- Highlands Region: Continuing up from Crabtree Falls up to the Virginia/North Carolina border at milepost 217.
- Plateau Region: From the VA/NC border to Roanoke, VA (milepost 106)
- Ridge Region: From Roanoke to the north terminus at Rockfish Gap.
- Shenandoah Region: This includes Skyline Drive through Shenandoah National Park.
The next location is 162 miles away (~4 hours).
The drive from Afton to Washington, DC could take 2.5 hours (about 120 miles), but this is a road trip! We are going to instead take Skyline Drive through Shenandoah National Park. Skyline Drive actually picks up right where the Blue Ridge Parkway ends… they are actually the same road!
Shenandoah National Park
The Shenandoah National Park follows the Blue Ridge Mountains for 105 miles (169 km) in Central Virginia. The park is broken up into three sections, each designated by roads bisecting Skyline Drive along the ridge of the mountain range.
The most popular time to visit the park is during autumn, when the leaves begin to change. If you decide to visit at this time as well, expect long lines at entrance stations and traffic along Skyline Drive.
Since we will only be spending the day here, you probably don’t need a place to spend the night. However, Afton, VA at the beginning of the Skyline Drive and Front Royal, VA at the end are good places to investigate.

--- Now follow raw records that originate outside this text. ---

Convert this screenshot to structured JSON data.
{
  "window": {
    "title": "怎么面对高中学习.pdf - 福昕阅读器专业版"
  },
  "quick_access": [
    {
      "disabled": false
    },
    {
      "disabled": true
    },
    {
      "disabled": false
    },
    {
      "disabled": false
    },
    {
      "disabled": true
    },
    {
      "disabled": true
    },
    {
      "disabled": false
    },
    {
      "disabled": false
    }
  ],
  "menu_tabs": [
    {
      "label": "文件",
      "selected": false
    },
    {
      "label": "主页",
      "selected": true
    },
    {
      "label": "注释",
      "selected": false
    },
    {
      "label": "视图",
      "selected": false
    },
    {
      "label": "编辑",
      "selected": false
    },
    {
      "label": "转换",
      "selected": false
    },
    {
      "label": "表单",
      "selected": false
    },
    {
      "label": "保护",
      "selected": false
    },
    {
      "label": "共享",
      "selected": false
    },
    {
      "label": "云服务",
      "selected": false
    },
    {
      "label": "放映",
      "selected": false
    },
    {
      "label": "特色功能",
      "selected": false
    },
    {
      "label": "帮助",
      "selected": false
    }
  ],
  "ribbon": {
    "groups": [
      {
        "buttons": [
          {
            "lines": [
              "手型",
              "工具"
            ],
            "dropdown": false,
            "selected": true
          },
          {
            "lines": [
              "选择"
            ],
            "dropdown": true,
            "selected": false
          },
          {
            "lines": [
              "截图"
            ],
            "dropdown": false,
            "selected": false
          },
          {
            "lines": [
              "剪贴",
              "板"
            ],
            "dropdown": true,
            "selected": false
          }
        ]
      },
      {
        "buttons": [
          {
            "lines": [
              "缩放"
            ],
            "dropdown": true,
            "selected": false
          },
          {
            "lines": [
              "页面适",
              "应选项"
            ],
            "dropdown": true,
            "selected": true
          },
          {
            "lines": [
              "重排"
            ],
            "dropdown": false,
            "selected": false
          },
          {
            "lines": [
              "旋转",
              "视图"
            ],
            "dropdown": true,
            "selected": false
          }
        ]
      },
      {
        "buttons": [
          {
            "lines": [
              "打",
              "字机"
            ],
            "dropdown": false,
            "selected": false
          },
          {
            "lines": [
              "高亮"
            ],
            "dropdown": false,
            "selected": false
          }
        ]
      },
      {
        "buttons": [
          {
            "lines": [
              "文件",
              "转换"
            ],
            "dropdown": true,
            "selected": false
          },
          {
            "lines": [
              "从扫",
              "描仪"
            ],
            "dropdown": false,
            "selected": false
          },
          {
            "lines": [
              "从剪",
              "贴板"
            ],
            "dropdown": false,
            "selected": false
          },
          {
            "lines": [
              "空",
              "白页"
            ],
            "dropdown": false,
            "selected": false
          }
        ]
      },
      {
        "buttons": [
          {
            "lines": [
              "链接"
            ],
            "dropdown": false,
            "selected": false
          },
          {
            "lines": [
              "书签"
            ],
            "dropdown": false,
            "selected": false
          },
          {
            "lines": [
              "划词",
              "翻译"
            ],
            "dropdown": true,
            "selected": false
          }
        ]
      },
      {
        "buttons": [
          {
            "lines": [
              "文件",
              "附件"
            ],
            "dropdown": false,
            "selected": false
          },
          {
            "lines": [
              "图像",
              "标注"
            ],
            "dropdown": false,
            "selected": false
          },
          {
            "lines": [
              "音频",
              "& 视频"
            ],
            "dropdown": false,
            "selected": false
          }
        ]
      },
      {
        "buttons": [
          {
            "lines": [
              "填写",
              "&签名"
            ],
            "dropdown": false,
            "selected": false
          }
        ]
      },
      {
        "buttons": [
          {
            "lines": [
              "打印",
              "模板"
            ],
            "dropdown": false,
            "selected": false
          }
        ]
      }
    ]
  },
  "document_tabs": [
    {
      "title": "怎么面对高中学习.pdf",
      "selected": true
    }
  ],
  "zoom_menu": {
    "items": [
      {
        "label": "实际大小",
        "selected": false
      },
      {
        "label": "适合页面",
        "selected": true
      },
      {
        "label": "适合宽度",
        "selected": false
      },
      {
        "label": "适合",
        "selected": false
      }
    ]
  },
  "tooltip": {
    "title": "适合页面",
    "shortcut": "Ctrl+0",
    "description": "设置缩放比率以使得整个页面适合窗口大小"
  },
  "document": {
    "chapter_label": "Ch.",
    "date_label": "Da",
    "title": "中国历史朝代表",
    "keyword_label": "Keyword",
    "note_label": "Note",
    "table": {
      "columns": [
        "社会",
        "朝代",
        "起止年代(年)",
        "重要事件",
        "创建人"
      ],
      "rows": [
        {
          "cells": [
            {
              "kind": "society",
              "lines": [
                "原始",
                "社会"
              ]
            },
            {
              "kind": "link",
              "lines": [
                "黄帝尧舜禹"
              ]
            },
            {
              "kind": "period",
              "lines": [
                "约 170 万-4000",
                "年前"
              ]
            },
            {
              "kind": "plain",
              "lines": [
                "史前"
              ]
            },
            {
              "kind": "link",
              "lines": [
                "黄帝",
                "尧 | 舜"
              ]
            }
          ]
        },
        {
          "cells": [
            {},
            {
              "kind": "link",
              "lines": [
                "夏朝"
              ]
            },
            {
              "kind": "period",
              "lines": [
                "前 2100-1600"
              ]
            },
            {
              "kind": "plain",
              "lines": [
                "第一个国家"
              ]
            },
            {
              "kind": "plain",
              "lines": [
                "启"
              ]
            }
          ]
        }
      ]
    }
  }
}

Spend the nights near whichever DC airport you chose. There are two major Washington, DC airports (Dulles and Reagan), so we suggest looking at both to find the best prices. Regan is closer to downtown DC, which is why we didn’t choose it for this trip. Dulles is more west, and closer to the exit of Shenandoah NP.